5 Research Data Citation
Citing research data in a manner similar to traditional scholarly works can help ensure proper attribution, improve reproducibility, improve discoverability, and help provide credit for research data as a scholarly output. According to the Force11 examples of the joint declaration of data citation principles should be cited as follows:
- Include an in-text citation near the claims relying on the data in the form of the citation style required by publisher. Additional information may also be included in the in-text citation, such as portion of data set used. e.g. [Author(s), Year, Portion or Subset of Data Used].
- Full citations should be included in the reference list, following the format of the required citation style. The DCC guide “How to Cite Datasets and Link to Publications” (.pdf) provide a comprehensive list of data citation elements.
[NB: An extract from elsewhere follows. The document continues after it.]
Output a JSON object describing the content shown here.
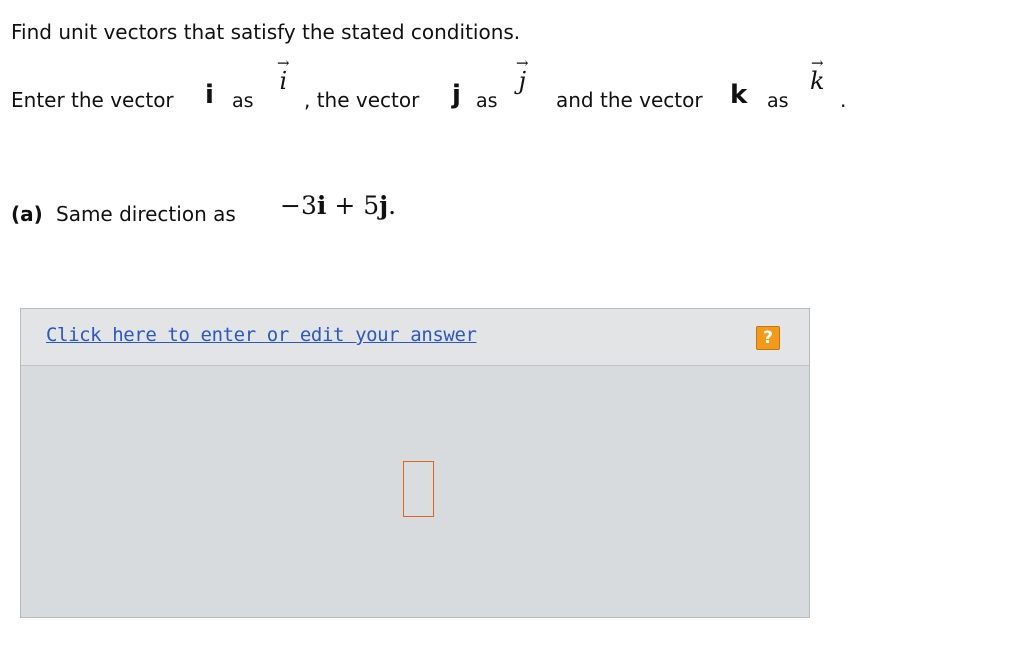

If no format exists, Force11's examples recommend: Author(s), Year, Dataset Title, Data Repository or Archive, Version, Global Persistent Identifier.
- Permanent identifiers, such as DOIs or ARKs, should be given in the form of a linked URL, if possible.
- Data sets are cited at the most detailed level possible and provide version, if appropriate.
- When citing a dataset, the repository should be notified so a link can be added to your paper, if possible.
6 Permanent Unique Identifier
Permanent Identifiers provide a way to provide a persistent and so permanent link to a research dataset or other digital object regardless of hardware or domain changes a repository may make over time. Persistent identifiers are generally provided when data are deposited into a repository. There are several types of persistent identifiers currently used, including HanDLes (HDL), Archival Resource Keys (ARKs), Persistent URLs (PURLs), and Digital Object Identifiers (DOI). Most researchers are familiar with DOIs as this is the system used for most electronic journal articles. The California digital library's webpage on Understanding Identifiers provides more information on persistent identifiers (DOIs).